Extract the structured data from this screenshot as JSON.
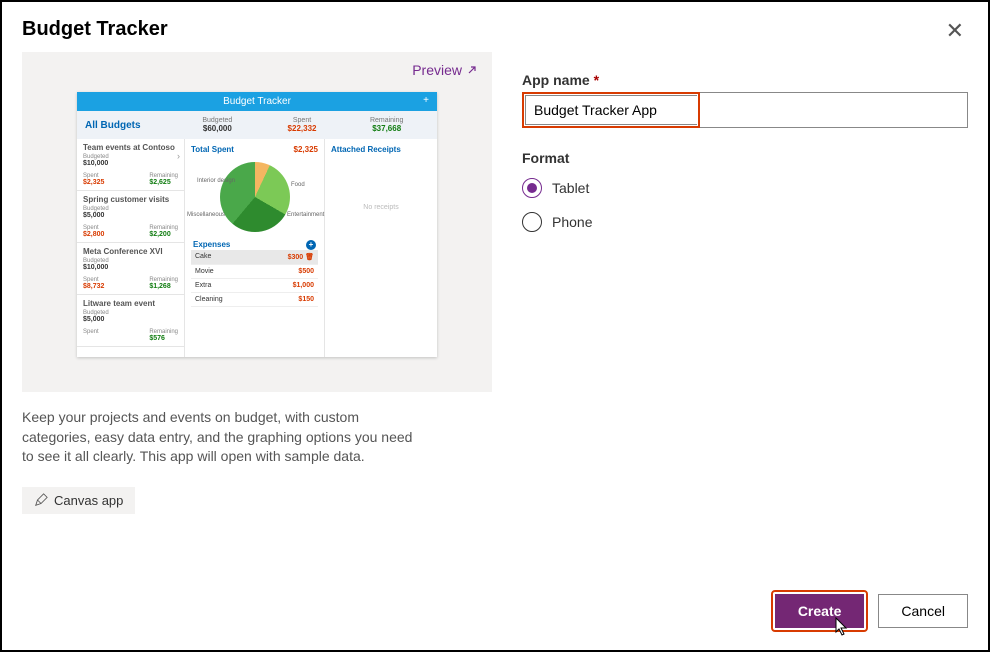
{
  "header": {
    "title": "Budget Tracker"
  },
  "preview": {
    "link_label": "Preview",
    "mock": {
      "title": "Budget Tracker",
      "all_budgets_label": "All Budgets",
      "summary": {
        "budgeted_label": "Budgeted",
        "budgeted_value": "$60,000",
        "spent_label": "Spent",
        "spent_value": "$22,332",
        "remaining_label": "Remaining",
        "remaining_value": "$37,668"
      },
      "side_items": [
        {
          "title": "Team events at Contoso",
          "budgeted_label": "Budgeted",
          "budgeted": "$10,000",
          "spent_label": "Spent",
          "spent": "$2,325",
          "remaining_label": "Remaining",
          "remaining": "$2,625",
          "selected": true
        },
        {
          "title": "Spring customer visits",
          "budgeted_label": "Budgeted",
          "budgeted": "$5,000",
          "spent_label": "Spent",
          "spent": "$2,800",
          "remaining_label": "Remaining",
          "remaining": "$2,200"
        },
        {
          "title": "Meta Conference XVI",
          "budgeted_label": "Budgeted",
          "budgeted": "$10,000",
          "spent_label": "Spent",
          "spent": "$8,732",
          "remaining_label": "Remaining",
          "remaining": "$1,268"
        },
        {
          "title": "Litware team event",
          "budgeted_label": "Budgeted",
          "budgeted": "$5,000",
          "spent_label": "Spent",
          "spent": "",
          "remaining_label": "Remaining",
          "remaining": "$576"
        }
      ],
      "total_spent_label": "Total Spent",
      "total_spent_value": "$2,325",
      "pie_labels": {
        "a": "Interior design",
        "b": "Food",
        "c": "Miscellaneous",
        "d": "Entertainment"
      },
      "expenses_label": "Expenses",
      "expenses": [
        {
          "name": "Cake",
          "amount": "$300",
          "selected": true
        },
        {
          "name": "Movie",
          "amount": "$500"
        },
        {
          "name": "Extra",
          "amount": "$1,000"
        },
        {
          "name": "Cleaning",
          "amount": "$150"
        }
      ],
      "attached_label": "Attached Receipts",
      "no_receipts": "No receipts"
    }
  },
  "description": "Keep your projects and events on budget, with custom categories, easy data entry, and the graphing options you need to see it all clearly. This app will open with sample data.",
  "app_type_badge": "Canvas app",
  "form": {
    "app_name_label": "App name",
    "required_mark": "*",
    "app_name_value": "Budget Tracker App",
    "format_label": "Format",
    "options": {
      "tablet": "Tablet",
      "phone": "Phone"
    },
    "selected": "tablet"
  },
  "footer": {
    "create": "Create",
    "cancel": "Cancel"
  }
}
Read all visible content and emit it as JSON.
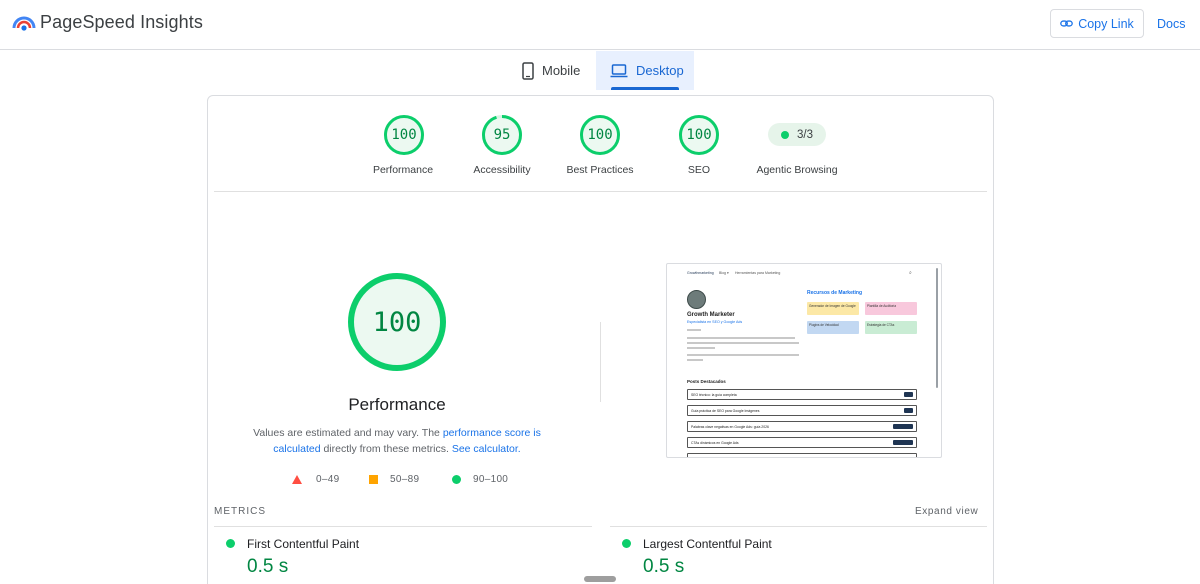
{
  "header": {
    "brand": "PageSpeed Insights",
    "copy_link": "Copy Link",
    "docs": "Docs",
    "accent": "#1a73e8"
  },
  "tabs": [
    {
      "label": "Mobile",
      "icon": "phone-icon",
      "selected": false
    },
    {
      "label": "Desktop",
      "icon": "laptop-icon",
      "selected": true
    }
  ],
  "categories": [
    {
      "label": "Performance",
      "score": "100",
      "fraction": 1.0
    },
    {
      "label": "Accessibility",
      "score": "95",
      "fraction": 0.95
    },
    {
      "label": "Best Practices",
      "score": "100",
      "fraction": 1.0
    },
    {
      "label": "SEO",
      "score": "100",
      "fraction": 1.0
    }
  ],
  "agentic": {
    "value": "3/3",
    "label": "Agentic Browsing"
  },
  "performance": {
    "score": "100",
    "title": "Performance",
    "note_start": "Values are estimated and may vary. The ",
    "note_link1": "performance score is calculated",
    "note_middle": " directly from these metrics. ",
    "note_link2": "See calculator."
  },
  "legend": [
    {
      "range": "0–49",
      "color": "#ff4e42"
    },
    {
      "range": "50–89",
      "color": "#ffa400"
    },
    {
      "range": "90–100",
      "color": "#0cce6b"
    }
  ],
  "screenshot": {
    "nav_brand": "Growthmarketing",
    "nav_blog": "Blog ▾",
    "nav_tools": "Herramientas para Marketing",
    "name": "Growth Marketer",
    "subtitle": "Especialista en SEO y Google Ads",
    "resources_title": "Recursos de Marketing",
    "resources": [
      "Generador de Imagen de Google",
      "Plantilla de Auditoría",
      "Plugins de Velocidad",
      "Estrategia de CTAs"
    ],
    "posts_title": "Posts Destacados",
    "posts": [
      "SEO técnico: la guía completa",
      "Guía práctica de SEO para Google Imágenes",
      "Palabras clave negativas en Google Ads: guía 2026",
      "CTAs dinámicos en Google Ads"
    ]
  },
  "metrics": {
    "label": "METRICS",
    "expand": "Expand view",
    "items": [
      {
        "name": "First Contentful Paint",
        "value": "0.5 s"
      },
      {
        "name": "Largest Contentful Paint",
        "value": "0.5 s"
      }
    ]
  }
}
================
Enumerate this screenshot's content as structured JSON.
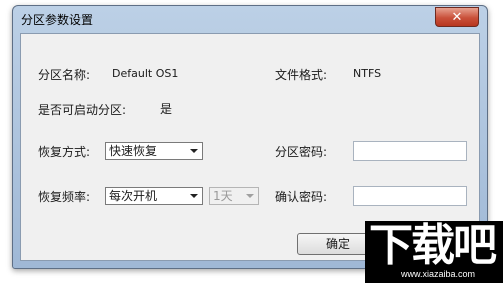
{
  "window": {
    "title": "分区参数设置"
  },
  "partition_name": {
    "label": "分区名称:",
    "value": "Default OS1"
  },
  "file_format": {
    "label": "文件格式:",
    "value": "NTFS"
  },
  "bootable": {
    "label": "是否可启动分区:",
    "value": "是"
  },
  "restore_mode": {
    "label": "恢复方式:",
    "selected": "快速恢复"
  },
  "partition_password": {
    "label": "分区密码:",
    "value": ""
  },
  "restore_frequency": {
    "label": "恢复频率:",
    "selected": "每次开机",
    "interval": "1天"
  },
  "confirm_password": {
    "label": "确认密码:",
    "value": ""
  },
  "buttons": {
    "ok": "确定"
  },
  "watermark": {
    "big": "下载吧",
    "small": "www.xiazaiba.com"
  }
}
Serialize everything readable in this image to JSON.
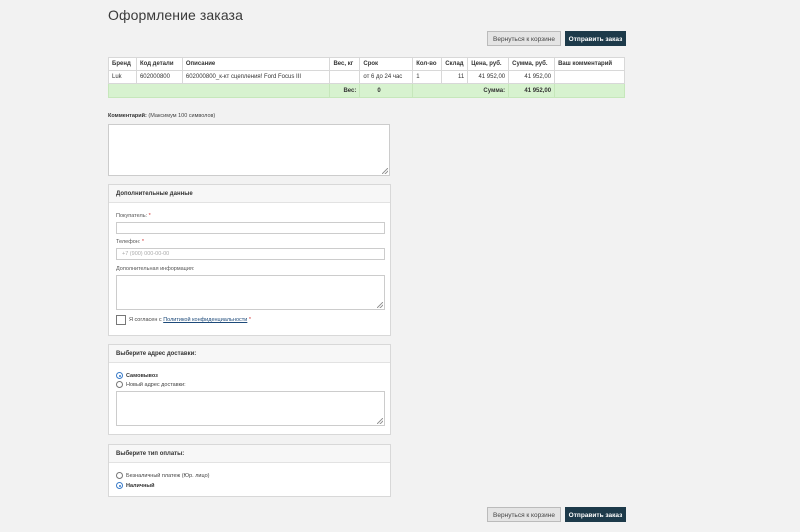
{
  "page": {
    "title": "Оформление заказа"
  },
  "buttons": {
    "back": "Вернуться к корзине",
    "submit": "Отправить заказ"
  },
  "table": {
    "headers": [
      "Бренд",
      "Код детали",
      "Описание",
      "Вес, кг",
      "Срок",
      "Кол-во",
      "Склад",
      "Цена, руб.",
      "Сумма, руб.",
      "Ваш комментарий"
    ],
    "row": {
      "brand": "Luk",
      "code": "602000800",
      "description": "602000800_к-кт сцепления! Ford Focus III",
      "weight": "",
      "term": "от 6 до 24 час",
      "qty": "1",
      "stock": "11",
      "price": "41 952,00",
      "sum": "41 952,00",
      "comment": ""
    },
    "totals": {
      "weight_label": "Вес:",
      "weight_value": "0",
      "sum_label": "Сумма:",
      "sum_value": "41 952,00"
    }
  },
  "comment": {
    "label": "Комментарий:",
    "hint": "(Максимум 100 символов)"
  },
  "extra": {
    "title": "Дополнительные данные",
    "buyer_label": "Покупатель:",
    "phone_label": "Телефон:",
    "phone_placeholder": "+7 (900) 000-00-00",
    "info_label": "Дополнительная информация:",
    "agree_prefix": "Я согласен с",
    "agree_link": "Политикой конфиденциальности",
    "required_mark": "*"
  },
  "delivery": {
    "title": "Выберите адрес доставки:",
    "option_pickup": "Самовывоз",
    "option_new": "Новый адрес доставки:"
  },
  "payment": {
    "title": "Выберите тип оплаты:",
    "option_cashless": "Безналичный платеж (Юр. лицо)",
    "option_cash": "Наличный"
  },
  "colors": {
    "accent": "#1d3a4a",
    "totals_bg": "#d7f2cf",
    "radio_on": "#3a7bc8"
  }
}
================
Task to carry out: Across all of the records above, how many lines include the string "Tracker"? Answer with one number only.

Exercise response: 3